Now more than ever, it's important for us to be in community with one another. While many of us may be struggling with social distancing and a natural sense of worry over current conditions, those who have experienced trauma must balance both personal trauma and the uncertainty of a global situation. We here at the Center are acutely aware of the unique challenges that survivors may be going through during this time of uncertainty.
Although our in-person services have been suspended due to COVID-19, we are turning SAAM into an online event to continue to raise awareness for survivors. Throughout the month, we will be focusing on three themes for SAAM: Empathy, Community, and Coping.
We often emphasize the importance of not just listening to survivors but listening without judgment. At the core of this skill is empathy. Empathy is essential in not only listening, but to then learn, believe, and act in the best interest of the survivor. But what is empathy?
It is the ability to understand and share someone else's feelings. You may not have a personal experience with sexual assault, but you can put yourself in another person's shoes and understand the pain, confusion, anger, and sadness that can happen. Listening with empathy is not about victim-blaming or doubting their experience. If someone felt as though they were violated in some way, then their experience is always valid. As advocates, our job is not to investigate or provide our own opinion on the matter, but to be a support system for someone who has been through something incredibly traumatic. When a friend or loved one shares something difficult with you, they are mostly looking for someone to listen.

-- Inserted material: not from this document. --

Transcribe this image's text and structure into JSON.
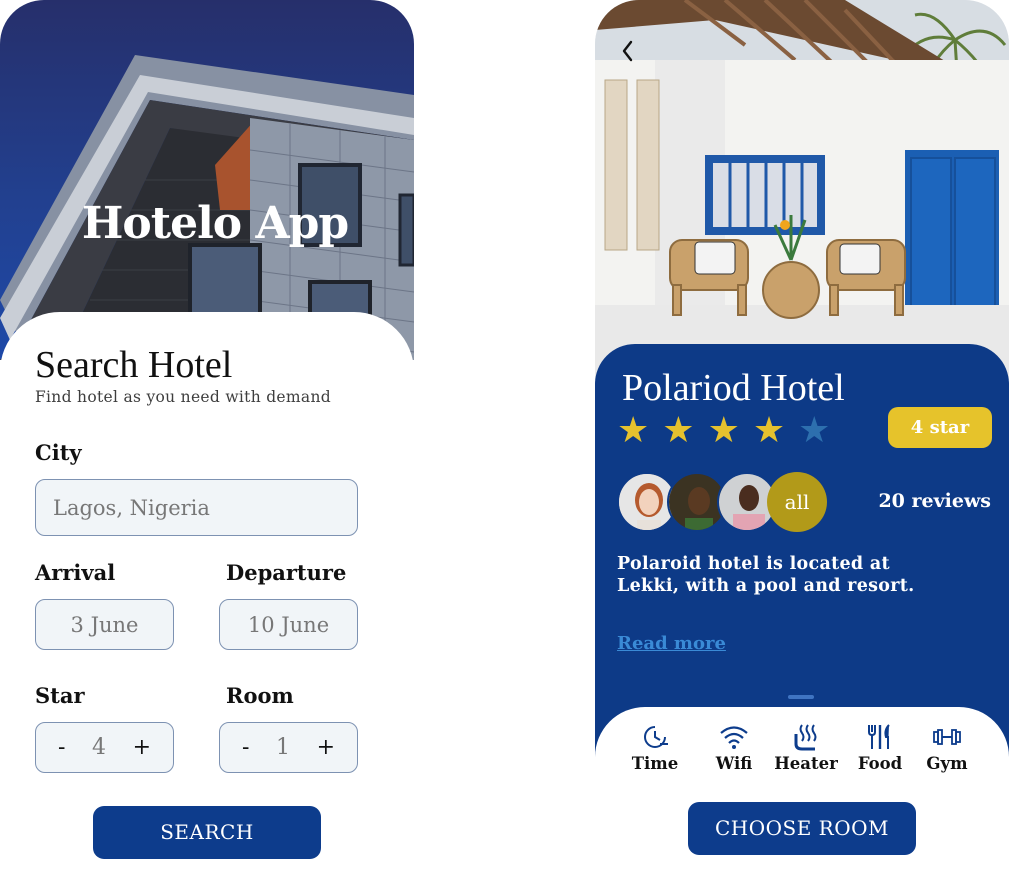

Struggling with empathy? Try some of these statements.
As Brené Brown puts it, empathy fuels connection. We cannot even begin to connect with each other if we don't show empathy for other people. Advocating for others isn’t a one-way street where you do something good for someone and then you both go about your way. When you’ve touched someone’s life in a positive way, you feel connected to them, no matter how short you may have interacted with them; it’s a bonding experience. Connection, as a result, builds community.
And as a community, we must all work together to combat sexual assault. The wonderful thing about community is that we are all built of different strengths that can contribute to ending sexual violence.
Don't feel comfortable with direct service? Consider sharing resources and information with others about sexual assault. Not great at behind-the-scenes work? Consider signing up for a crisis hotline or volunteering at a support group?
There are a number of ways to help out so that you feel not only comfortable but fulfilled in the work that you are doing. It's important for everyone to show support survivors, and if we do not know anyone who has not been directly or indirectly affected, then we need to learn how to be an ally for others.
These are unprecedented times right now. We are all, as a community, searching for ways to cope with and understand what is happening in the world. It is essential to not only have healthy coping mechanisms for the state of the world but also for the things happening in our personal lives. This goes for both survivors and those who support survivors. We know that survivors of sexual assault experience varying degrees of traumatic stress.
Family, friends, and colleagues of people who have experienced abuse can struggle with distressing feelings, shock, and grief. The support professionals who routinely come in contact with trauma and suffering as part of their work lives are also affected. Regular interaction with trauma can take a toll on those charged with supporting others through difficult times or are somehow—directly or indirectly—working to end hardship and suffering for others.
These effects are known as vicarious trauma. Vicarious trauma happens when we accumulate and carry the stories of trauma—including images, sounds, and resonant details—we have heard, which then come to inform our worldview (Joyful Heart Foundation).
Throughout the month, we will be sharing coping strategies and self-care tips that may be beneficial to anyone dealing with trauma.
We hope that you'll join us through sharing posts, engaging online, and continuing to advocate for sexual assault survivors in whatever way is best.